Graduating in geology (1985, Aberystwyth), I went on to pursue postgraduate research on the ore-mineralogy of the Central Wales Pb-Ag-Zn-Cu mining district, in between stints volunteering with the British Geological Survey (BGS) and other activities. Writing the work up in the early 1990s, I was awarded an MPhil in 1995.
Central Wales, it turned out, proved to be a far more complex orefield than previous literature suggested. Multiple phases of mineralisation have occurred, not only involving Pb and Zn but also more exotic elements like Co, Ni and Sb, in considerable quantities in places. Please click here for details.
Much of my geological research interest, since that time, has focused upon the interplay between Welsh mineral deposits and regional geological processes through time. Through working with BGS and with the commercial sector on gold deposits in the Highlands of Scotland, I soon appreciated the importance of approaching mineral deposits in a multidisciplinary manner.
In recent years, I have been involved, among other things, in a reappraisal of intrusive igneous rocks associated with the early Ordovician Rhobell Volcanism of North Wales - the rocks are mostly slightly to horribly altered and mineralised, but some notable exceptions to that rule have been located and investigated.

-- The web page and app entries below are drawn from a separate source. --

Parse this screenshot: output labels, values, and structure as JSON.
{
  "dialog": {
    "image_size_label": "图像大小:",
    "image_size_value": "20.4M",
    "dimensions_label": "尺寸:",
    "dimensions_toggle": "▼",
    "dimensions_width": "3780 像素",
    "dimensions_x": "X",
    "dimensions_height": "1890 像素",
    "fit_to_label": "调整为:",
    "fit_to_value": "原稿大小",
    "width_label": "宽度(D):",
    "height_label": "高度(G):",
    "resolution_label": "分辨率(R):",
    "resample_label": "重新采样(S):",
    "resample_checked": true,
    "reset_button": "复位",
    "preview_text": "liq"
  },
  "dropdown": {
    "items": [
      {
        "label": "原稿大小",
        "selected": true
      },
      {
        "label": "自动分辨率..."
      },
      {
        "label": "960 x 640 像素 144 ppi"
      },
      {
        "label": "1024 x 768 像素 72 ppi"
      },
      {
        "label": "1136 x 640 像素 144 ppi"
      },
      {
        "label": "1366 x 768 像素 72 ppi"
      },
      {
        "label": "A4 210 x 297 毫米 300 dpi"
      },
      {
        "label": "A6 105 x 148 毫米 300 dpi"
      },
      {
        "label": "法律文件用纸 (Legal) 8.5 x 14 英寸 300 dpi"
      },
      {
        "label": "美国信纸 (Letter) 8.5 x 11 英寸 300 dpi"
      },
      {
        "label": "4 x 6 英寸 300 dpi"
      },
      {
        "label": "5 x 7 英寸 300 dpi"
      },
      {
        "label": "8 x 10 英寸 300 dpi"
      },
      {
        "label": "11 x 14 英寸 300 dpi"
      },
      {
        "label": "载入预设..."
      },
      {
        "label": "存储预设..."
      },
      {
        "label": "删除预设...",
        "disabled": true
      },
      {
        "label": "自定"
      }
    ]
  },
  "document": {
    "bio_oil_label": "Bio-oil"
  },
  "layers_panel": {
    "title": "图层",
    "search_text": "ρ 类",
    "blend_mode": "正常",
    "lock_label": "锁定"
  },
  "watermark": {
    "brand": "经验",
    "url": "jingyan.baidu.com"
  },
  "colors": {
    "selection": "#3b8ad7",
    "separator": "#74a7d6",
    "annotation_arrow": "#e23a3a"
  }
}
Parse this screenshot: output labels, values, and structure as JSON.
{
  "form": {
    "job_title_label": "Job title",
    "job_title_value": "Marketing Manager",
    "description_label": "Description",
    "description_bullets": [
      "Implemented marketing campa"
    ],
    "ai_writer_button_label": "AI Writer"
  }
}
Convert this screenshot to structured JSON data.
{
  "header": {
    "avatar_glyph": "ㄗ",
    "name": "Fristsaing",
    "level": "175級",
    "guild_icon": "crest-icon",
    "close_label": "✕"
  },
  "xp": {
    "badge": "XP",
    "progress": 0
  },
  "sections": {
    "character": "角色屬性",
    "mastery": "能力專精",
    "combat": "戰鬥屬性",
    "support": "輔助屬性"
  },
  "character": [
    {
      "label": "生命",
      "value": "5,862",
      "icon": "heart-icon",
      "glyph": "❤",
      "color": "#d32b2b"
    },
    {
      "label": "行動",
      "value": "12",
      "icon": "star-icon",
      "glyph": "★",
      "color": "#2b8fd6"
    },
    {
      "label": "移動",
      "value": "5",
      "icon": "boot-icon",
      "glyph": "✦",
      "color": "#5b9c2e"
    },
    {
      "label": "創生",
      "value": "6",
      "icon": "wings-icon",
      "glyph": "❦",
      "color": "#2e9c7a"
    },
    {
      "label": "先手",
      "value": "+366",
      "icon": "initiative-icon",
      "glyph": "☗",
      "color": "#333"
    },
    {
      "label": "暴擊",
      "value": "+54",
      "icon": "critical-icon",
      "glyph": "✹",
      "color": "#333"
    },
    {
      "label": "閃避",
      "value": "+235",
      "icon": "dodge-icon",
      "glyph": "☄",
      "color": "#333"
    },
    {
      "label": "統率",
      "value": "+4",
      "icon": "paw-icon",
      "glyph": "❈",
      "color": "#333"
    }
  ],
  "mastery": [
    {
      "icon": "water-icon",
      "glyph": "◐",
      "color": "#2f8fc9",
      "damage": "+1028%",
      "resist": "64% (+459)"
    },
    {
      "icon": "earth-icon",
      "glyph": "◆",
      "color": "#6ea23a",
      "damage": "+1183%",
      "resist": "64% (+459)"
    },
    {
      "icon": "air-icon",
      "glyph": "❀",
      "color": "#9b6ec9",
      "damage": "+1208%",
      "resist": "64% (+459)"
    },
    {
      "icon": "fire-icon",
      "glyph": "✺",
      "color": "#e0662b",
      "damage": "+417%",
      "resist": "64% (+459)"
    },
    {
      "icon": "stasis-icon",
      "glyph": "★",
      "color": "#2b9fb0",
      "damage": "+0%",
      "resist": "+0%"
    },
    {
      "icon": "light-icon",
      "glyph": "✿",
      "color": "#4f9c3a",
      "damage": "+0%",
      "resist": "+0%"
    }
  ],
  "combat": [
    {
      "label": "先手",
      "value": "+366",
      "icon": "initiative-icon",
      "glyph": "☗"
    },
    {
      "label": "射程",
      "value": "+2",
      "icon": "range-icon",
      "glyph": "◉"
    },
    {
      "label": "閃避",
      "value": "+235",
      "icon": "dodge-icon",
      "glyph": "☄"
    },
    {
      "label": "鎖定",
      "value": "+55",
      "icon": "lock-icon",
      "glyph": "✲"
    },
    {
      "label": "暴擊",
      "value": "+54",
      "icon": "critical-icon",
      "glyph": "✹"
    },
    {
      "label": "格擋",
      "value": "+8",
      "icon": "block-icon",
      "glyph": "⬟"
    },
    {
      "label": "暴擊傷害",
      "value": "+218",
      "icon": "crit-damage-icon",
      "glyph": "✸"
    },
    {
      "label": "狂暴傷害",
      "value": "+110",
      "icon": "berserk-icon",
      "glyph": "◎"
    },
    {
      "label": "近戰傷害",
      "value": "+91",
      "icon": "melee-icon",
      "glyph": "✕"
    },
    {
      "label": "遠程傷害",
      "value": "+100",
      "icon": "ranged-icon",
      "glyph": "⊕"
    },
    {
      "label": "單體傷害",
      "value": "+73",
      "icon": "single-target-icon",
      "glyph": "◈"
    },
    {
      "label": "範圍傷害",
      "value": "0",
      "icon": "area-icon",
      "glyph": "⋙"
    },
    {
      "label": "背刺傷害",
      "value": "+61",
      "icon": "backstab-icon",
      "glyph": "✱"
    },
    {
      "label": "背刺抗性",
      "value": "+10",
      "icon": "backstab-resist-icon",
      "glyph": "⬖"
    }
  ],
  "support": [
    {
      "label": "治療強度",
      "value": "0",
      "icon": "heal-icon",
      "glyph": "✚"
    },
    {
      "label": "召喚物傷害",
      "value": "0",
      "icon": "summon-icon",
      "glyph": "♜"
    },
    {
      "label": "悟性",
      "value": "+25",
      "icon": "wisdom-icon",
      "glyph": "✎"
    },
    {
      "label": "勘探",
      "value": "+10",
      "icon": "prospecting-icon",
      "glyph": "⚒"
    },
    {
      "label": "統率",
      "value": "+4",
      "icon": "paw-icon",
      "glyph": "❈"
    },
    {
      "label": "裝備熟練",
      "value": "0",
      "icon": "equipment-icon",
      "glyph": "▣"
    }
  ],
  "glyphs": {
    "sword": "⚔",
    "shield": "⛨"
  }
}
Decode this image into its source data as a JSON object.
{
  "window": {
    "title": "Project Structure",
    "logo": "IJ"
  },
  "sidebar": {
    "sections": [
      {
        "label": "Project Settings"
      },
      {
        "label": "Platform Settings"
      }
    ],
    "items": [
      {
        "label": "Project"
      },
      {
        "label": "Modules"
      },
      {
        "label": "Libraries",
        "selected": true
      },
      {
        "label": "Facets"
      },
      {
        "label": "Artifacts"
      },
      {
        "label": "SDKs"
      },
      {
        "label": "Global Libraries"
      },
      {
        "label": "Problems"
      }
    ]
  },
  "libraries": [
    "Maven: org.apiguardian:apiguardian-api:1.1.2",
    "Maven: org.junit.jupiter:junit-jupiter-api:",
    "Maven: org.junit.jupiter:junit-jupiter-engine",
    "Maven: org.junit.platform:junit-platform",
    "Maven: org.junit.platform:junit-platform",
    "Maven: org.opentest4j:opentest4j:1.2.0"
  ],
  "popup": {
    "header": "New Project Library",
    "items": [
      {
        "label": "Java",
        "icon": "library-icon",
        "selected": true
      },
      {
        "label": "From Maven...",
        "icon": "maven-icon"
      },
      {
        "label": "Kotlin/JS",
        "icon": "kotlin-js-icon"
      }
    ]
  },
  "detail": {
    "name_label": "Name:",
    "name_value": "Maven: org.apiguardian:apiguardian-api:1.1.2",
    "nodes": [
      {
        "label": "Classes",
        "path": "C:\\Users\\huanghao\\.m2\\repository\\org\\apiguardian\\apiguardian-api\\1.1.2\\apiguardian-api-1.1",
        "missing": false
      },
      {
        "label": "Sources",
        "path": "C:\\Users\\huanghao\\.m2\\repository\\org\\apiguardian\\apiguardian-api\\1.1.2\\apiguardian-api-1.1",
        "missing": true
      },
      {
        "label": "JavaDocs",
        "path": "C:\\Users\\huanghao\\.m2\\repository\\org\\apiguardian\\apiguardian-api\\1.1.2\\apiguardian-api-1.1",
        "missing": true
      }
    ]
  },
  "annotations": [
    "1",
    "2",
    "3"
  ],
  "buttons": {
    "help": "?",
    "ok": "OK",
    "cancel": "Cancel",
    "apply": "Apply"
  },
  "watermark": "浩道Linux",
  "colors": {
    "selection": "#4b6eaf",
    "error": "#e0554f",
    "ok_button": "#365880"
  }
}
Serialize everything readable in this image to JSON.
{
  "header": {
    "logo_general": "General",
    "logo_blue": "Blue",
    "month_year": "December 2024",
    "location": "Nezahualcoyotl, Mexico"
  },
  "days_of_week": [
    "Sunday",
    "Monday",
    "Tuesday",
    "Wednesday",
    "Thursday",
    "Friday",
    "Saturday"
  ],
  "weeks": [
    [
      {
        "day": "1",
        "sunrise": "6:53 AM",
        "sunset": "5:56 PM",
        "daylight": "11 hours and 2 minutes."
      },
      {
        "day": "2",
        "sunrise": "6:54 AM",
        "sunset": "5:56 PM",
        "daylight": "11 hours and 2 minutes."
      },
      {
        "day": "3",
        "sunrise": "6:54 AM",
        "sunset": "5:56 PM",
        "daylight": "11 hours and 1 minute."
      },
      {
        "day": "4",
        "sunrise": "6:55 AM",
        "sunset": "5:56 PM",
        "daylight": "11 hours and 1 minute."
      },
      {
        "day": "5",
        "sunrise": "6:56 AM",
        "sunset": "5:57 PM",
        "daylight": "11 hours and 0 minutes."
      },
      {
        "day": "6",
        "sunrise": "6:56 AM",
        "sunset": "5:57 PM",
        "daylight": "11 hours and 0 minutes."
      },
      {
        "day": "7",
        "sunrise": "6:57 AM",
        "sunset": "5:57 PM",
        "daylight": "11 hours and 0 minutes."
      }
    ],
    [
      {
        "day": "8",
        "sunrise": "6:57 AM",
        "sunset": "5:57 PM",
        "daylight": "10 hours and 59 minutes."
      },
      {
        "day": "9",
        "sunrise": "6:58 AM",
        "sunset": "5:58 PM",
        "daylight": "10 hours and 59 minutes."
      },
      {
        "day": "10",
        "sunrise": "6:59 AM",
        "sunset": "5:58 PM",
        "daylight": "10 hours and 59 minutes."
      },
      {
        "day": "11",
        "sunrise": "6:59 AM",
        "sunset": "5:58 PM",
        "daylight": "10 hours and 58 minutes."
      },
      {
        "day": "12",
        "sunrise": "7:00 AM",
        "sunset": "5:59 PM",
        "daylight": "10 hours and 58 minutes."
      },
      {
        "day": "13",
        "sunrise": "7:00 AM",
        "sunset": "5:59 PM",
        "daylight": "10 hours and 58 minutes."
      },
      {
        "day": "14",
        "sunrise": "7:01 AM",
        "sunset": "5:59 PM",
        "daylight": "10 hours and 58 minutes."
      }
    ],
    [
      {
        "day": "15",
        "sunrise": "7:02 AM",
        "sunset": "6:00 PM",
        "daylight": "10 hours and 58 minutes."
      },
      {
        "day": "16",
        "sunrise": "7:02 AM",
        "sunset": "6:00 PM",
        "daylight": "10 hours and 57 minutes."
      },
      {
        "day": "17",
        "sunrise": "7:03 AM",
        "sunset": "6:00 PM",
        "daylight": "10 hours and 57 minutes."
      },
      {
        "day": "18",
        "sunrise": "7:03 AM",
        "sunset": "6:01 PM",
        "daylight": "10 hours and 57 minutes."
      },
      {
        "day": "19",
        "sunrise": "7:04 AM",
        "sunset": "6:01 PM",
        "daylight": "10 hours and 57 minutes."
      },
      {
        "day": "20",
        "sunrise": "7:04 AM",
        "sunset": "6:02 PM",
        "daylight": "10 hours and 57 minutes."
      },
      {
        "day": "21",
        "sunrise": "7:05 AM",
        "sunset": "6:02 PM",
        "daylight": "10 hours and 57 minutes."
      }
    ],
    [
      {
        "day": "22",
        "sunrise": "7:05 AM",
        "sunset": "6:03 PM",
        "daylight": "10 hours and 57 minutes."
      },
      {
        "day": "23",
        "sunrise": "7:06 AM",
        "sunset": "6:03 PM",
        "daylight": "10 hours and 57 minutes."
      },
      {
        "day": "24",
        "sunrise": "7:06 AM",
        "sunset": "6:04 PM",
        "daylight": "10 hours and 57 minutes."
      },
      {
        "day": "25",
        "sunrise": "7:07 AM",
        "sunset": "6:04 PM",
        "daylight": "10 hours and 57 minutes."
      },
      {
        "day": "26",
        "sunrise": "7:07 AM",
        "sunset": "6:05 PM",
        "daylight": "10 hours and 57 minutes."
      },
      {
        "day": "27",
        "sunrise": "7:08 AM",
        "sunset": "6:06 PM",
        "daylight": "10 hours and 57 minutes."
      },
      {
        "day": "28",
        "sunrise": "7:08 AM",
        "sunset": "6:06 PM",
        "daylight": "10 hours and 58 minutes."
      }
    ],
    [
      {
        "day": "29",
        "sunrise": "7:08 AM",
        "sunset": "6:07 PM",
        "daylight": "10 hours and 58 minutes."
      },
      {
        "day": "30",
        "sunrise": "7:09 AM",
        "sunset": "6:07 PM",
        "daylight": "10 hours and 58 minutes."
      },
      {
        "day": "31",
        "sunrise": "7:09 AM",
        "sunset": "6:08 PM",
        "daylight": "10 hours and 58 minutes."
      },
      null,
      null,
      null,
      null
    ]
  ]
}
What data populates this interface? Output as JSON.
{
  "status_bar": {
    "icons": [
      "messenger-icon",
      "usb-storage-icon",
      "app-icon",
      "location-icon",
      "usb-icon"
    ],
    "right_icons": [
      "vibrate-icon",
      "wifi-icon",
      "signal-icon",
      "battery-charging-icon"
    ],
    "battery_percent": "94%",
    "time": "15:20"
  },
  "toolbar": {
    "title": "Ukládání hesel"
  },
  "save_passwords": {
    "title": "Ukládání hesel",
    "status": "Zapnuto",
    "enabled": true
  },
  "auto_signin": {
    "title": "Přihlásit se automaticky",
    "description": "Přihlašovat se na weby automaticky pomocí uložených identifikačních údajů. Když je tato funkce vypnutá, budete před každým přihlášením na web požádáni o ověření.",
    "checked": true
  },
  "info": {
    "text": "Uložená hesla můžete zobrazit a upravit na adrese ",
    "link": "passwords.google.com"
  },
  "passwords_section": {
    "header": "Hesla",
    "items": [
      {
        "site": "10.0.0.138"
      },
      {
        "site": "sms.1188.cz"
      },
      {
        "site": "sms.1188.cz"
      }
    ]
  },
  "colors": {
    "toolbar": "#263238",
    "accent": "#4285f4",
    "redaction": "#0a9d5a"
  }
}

The relationship between mineralisation and deformation has major connotations in terms of a region's crustal evolution, so it is of particular interest to me, originally encouraged by my discovery in 1997 that the gold-bearing veins of the Dolgellau Gold-belt pre-date the regional, mid-Devonian Acadian deformation. The veins had for many decades been assumed to post-date that deformation. Click here for an account of the geology of the Dolgellau Gold-belt. Click here to learn about another project I am working on - Alpine fissure-veins in North Wales' slate-belt.
I also co-authored the chapter on Welsh mineralogy in the "Mineralogy of England and Wales" Geological Conservation Review volume, published by the Joint Nature Conservation Council in 2010. This hefty tome is a detailed account of all the mineralogical SSSIs of England and Wales - a "who's who" of the most important features of our mineralogical/metallogenic heritage.